Our interest in these questions is inspired by what we perceive to be gaps, sore points and potential unintended consequences of the South African government’s fee-free higher education funding policy for poor and working-class students. The questions are explored in a manner that contributes to ongoing debates on equitable and sustainable ways of funding students in higher education, particularly in contexts with limited resources and competing fiscal priorities.


The research approach includes a documentary review of SA’s HE funding policy over the 28 years of the democratic dispensation; and use of a qualitative methodology to foreground the voices of the specific stakeholders (students, student leaders, management, academic and support staff) at five case study universities.

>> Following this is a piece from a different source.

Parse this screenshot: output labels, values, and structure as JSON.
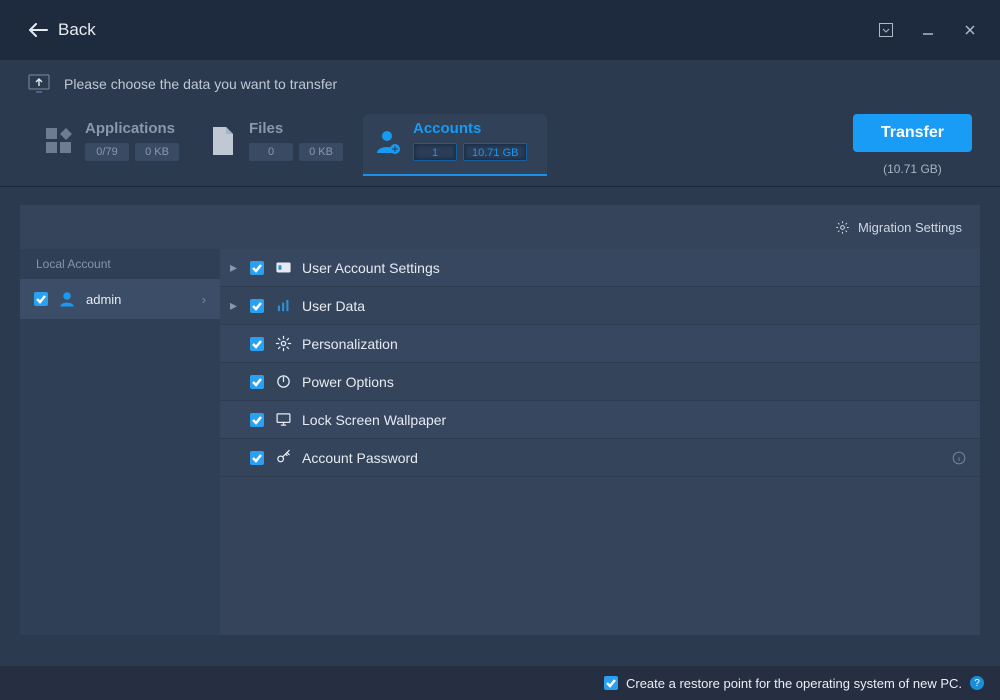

The research contributions include: an empirical investigation into reimagining HE in (de)colonial contexts; recommendations on policy and practice; and suggested models of higher education funding models to ensure its future sustainability in an enabling environment for teaching and learning.

Progress and Research outputs to date

  • A comprehensive literature review has been completed and feedback has been received from SARChI Chair colleagues during the SARCHI Chair Seminar prior to the launch.
  • A Special Issue with the South African Journal of Higher Education in progress. A call for papers has closed, with an adequate number of papers received and the guest editors (Prof Gerald Ouma

University of Pretoria (UP), Prof Moses Oketch UCL, University of London, Prof Shireen Motala and Dr Mukovhe Masutha) have received most of the manuscripts from the authors.

  • Two book chapters are in press, one journal article has been accepted and three conference presentations have been made.

Knowledge contribution

The project makes a contribution to the theme of equity, access and success in undergraduate education with a decolonial approach being an important focus. The project thus makes an important contribution to research on diverse just and equitable student funding models while exploring theoretical and practical means of freeing higher education in the context of the struggle for just, distributive and reparative justice in education and society.

Current activity: data collection

Documentary review of policy documents between 1994-2022; collation of statistical analysis in progress; overseeing the editorial process for the Special issue for the South African Journal of Higher Education.

Research team: Mukovhe Masutha (research coordinator), Prof Shireen Motala, Dr Gerald Ouma Wangenge (University of Pretoria ), Moses Oketch (University of London), Prof Joel Samoff (Stanford University).

Time frame: 2021-2023

Output: In progress are the following: one book publication and three journal articles; one doctoral student (Albert Garcer)